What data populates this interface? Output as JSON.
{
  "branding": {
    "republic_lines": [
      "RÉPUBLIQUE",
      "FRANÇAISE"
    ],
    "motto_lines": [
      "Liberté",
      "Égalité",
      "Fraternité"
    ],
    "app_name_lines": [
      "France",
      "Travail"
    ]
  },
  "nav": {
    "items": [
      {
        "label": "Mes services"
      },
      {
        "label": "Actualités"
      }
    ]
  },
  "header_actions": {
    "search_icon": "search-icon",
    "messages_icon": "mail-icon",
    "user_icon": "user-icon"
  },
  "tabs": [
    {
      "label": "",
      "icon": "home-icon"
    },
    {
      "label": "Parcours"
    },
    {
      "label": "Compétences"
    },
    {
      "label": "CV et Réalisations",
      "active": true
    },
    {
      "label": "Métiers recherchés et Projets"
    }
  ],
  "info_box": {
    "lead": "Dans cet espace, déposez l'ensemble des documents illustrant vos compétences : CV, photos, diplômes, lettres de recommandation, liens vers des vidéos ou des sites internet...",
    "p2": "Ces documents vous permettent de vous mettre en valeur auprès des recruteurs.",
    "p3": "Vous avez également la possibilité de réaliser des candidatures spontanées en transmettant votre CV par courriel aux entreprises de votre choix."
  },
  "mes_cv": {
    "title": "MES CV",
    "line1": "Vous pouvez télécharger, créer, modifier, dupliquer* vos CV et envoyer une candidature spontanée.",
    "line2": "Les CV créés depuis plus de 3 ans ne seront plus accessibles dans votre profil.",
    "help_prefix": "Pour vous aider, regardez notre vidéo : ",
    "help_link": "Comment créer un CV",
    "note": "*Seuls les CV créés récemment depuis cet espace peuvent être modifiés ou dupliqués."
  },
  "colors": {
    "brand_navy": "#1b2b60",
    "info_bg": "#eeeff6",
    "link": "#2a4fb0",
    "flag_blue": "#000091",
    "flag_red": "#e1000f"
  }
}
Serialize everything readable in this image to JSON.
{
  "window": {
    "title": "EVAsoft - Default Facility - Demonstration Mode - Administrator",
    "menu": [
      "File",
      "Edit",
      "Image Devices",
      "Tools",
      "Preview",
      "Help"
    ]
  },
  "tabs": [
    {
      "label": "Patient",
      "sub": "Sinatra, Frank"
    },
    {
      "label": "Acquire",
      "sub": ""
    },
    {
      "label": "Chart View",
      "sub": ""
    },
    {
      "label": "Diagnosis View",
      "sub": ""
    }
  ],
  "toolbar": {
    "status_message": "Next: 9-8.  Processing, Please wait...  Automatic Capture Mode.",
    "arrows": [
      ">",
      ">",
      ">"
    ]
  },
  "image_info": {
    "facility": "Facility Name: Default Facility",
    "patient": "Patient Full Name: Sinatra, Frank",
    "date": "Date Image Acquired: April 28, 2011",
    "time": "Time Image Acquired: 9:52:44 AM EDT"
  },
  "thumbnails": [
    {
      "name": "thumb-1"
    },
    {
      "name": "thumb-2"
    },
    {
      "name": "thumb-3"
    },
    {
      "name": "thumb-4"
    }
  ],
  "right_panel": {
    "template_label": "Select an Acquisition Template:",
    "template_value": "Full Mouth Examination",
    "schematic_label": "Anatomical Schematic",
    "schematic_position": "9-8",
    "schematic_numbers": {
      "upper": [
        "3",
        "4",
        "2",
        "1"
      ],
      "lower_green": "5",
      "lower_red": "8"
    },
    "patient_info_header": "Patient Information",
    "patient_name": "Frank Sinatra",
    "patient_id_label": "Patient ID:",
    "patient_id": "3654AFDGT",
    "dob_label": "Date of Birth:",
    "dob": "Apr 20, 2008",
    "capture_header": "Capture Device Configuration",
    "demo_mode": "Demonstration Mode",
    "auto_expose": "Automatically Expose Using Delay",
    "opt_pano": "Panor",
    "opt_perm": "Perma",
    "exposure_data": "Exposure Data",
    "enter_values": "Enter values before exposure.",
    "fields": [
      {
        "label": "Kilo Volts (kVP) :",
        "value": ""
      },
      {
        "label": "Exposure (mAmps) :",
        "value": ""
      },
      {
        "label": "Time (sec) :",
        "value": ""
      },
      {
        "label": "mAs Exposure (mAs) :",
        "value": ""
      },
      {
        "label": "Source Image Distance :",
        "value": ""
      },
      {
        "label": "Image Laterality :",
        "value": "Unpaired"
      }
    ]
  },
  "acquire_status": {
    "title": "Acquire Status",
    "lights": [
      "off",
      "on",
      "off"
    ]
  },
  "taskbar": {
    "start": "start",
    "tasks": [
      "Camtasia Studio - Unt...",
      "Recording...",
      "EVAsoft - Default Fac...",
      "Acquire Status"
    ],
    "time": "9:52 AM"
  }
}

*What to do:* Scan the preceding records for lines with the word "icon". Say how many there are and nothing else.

*Solution below:* 4